What needs to be done: Take the line with "What's the underlying" as the first and the last line of the data as the end. Write out both and every line between exactly, except pictures.

○ ○ ○ ○ ○ ○ ○

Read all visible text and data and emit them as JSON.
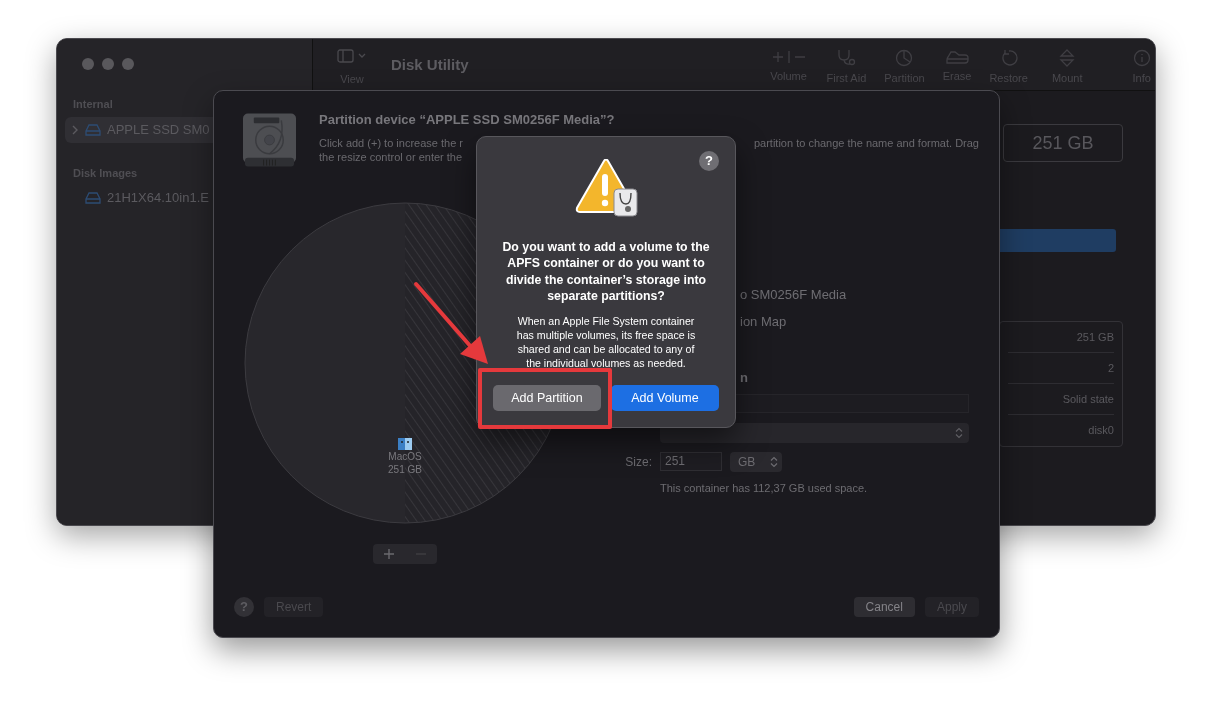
{
  "main_window": {
    "title": "Disk Utility",
    "toolbar": {
      "view_label": "View",
      "items": [
        {
          "kind": "volume",
          "label": "Volume"
        },
        {
          "kind": "firstaid",
          "label": "First Aid"
        },
        {
          "kind": "partition",
          "label": "Partition"
        },
        {
          "kind": "erase",
          "label": "Erase"
        },
        {
          "kind": "restore",
          "label": "Restore"
        },
        {
          "kind": "mount",
          "label": "Mount"
        },
        {
          "kind": "info",
          "label": "Info"
        }
      ]
    },
    "sidebar": {
      "sections": [
        {
          "header": "Internal",
          "items": [
            {
              "label": "APPLE SSD SM0",
              "selected": true
            }
          ]
        },
        {
          "header": "Disk Images",
          "items": [
            {
              "label": "21H1X64.10in1.E",
              "selected": false
            }
          ]
        }
      ]
    },
    "capacity": "251 GB",
    "info_values": [
      "251 GB",
      "2",
      "Solid state",
      "disk0"
    ]
  },
  "sheet": {
    "title": "Partition device “APPLE SSD SM0256F Media”?",
    "description_left": [
      "Click add (+) to increase the r",
      "the resize control or enter the"
    ],
    "description_right": "partition to change the name and format. Drag",
    "pie": {
      "label": "MacOS",
      "size": "251 GB"
    },
    "details": [
      "o SM0256F Media",
      "ion Map"
    ],
    "section_heading": "n",
    "size_label": "Size:",
    "size_value": "251",
    "size_unit": "GB",
    "note": "This container has 112,37 GB used space.",
    "help": "?",
    "buttons": [
      {
        "label": "Revert",
        "disabled": true
      },
      {
        "label": "Cancel",
        "disabled": false
      },
      {
        "label": "Apply",
        "disabled": true
      }
    ]
  },
  "alert": {
    "help": "?",
    "title": "Do you want to add a volume to the APFS container or do you want to divide the container’s storage into separate partitions?",
    "message": "When an Apple File System container has multiple volumes, its free space is shared and can be allocated to any of the individual volumes as needed.",
    "buttons": [
      {
        "label": "Add Partition",
        "default": false
      },
      {
        "label": "Add Volume",
        "default": true
      }
    ]
  }
}
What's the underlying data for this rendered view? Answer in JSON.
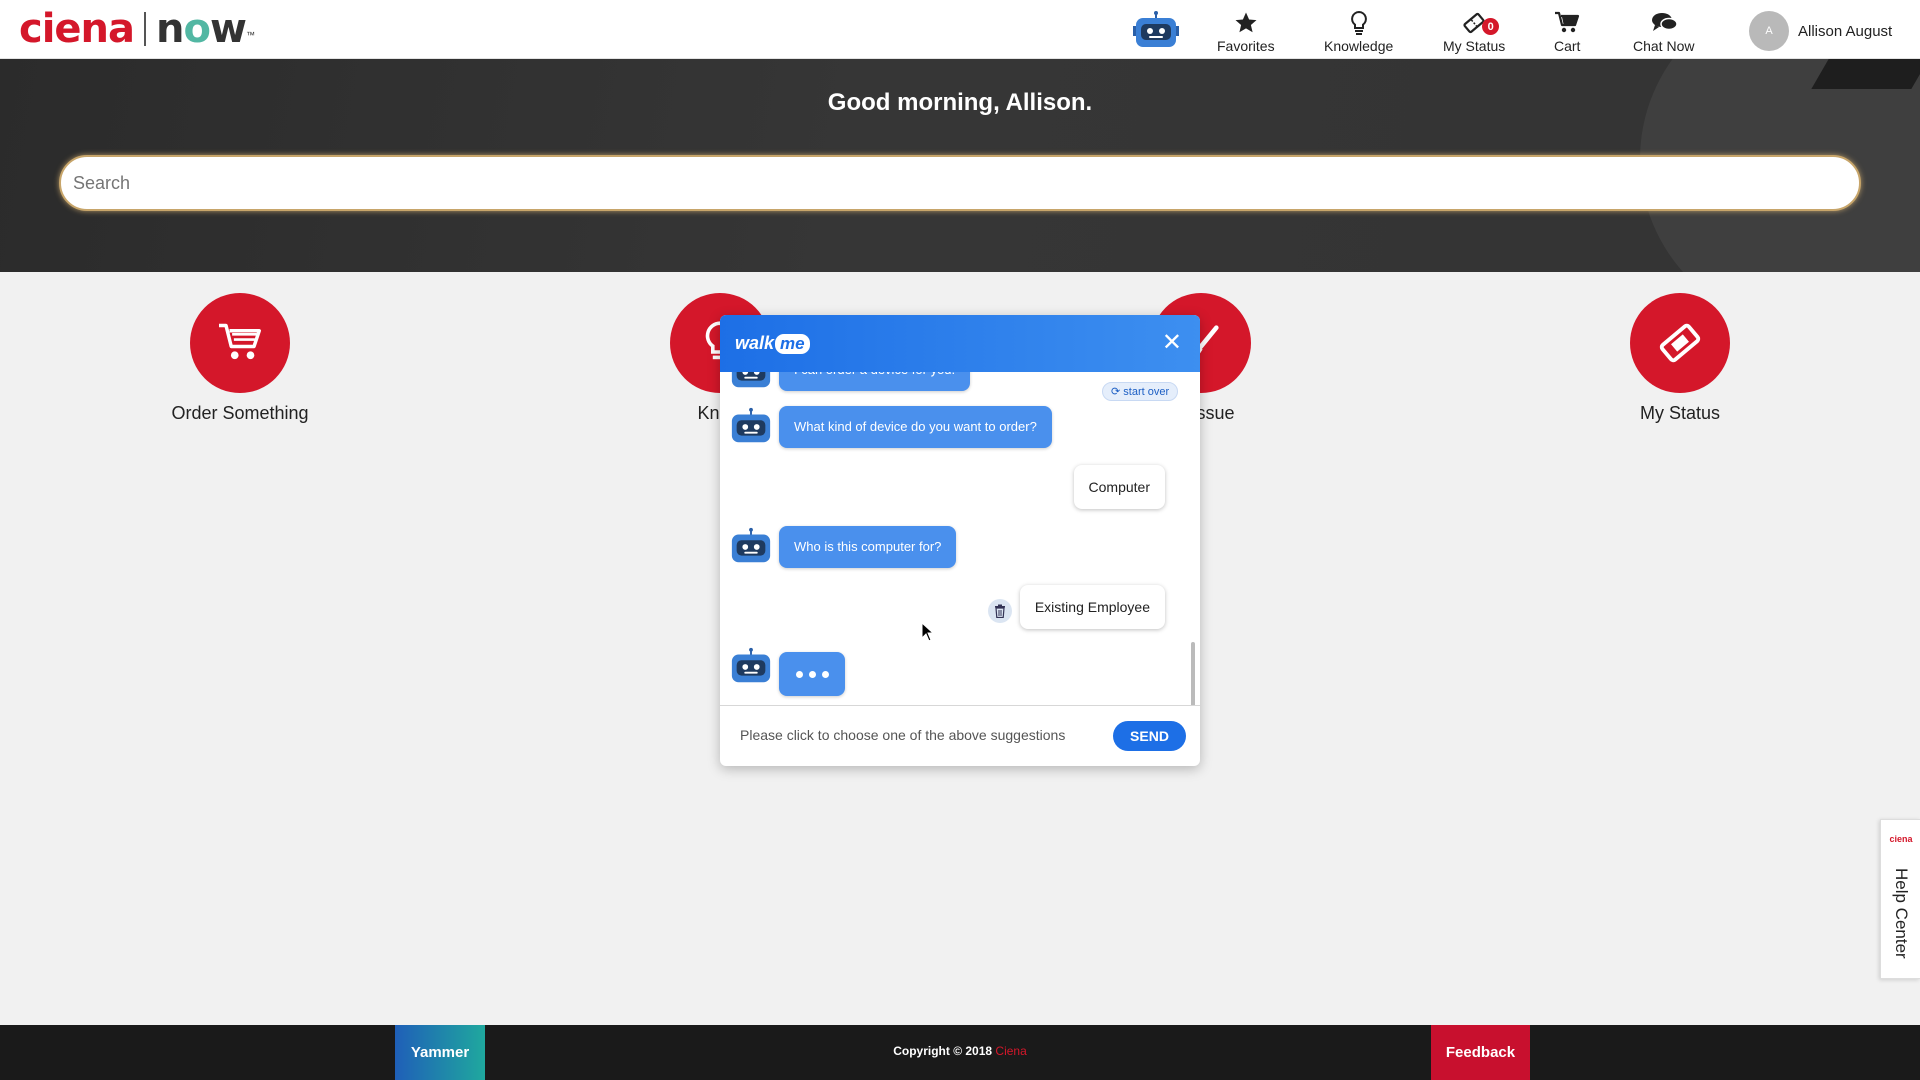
{
  "header": {
    "logo_brand": "ciena",
    "logo_product_a": "n",
    "logo_product_o": "o",
    "logo_product_w": "w",
    "logo_tm": "™",
    "nav": [
      {
        "label": "Favorites",
        "icon": "star-icon"
      },
      {
        "label": "Knowledge",
        "icon": "lightbulb-icon"
      },
      {
        "label": "My Status",
        "icon": "ticket-icon",
        "badge": "0"
      },
      {
        "label": "Cart",
        "icon": "cart-icon"
      },
      {
        "label": "Chat Now",
        "icon": "chat-icon"
      }
    ],
    "user": {
      "initial": "A",
      "name": "Allison August"
    }
  },
  "hero": {
    "greeting": "Good morning, Allison.",
    "search_placeholder": "Search"
  },
  "tiles": [
    {
      "label": "Order Something",
      "icon": "cart-icon"
    },
    {
      "label": "Know",
      "icon": "lightbulb-icon"
    },
    {
      "label": "an issue",
      "icon": "wrench-icon"
    },
    {
      "label": "My Status",
      "icon": "ticket-icon"
    }
  ],
  "chat": {
    "brand_a": "walk",
    "brand_b": "me",
    "close": "✕",
    "start_over": "⟳ start over",
    "messages": [
      {
        "from": "bot",
        "text": "I can order a device for you."
      },
      {
        "from": "bot",
        "text": "What kind of device do you want to order?"
      },
      {
        "from": "user",
        "text": "Computer"
      },
      {
        "from": "bot",
        "text": "Who is this computer for?"
      },
      {
        "from": "user",
        "text": "Existing Employee"
      }
    ],
    "footer_prompt": "Please click to choose one of the above suggestions",
    "send_label": "SEND"
  },
  "help_center": {
    "logo": "ciena",
    "label": "Help Center"
  },
  "footer": {
    "yammer": "Yammer",
    "copyright": "Copyright © 2018",
    "copyright_brand": "Ciena",
    "feedback": "Feedback"
  },
  "colors": {
    "brand_red": "#d4172a",
    "chat_blue": "#1d6fe6",
    "bubble_blue": "#4a90ed",
    "hero_dark": "#333333"
  }
}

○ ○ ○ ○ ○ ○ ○

Response:
What's the underlying data for this rendered view? Answer in JSON.
{
  "header": {
    "logo_brand": "ciena",
    "logo_product_a": "n",
    "logo_product_o": "o",
    "logo_product_w": "w",
    "logo_tm": "™",
    "nav": [
      {
        "label": "Favorites",
        "icon": "star-icon"
      },
      {
        "label": "Knowledge",
        "icon": "lightbulb-icon"
      },
      {
        "label": "My Status",
        "icon": "ticket-icon",
        "badge": "0"
      },
      {
        "label": "Cart",
        "icon": "cart-icon"
      },
      {
        "label": "Chat Now",
        "icon": "chat-icon"
      }
    ],
    "user": {
      "initial": "A",
      "name": "Allison August"
    }
  },
  "hero": {
    "greeting": "Good morning, Allison.",
    "search_placeholder": "Search"
  },
  "tiles": [
    {
      "label": "Order Something",
      "icon": "cart-icon"
    },
    {
      "label": "Know",
      "icon": "lightbulb-icon"
    },
    {
      "label": "an issue",
      "icon": "wrench-icon"
    },
    {
      "label": "My Status",
      "icon": "ticket-icon"
    }
  ],
  "chat": {
    "brand_a": "walk",
    "brand_b": "me",
    "close": "✕",
    "start_over": "⟳ start over",
    "messages": [
      {
        "from": "bot",
        "text": "I can order a device for you."
      },
      {
        "from": "bot",
        "text": "What kind of device do you want to order?"
      },
      {
        "from": "user",
        "text": "Computer"
      },
      {
        "from": "bot",
        "text": "Who is this computer for?"
      },
      {
        "from": "user",
        "text": "Existing Employee"
      }
    ],
    "footer_prompt": "Please click to choose one of the above suggestions",
    "send_label": "SEND"
  },
  "help_center": {
    "logo": "ciena",
    "label": "Help Center"
  },
  "footer": {
    "yammer": "Yammer",
    "copyright": "Copyright © 2018",
    "copyright_brand": "Ciena",
    "feedback": "Feedback"
  },
  "colors": {
    "brand_red": "#d4172a",
    "chat_blue": "#1d6fe6",
    "bubble_blue": "#4a90ed",
    "hero_dark": "#333333"
  }
}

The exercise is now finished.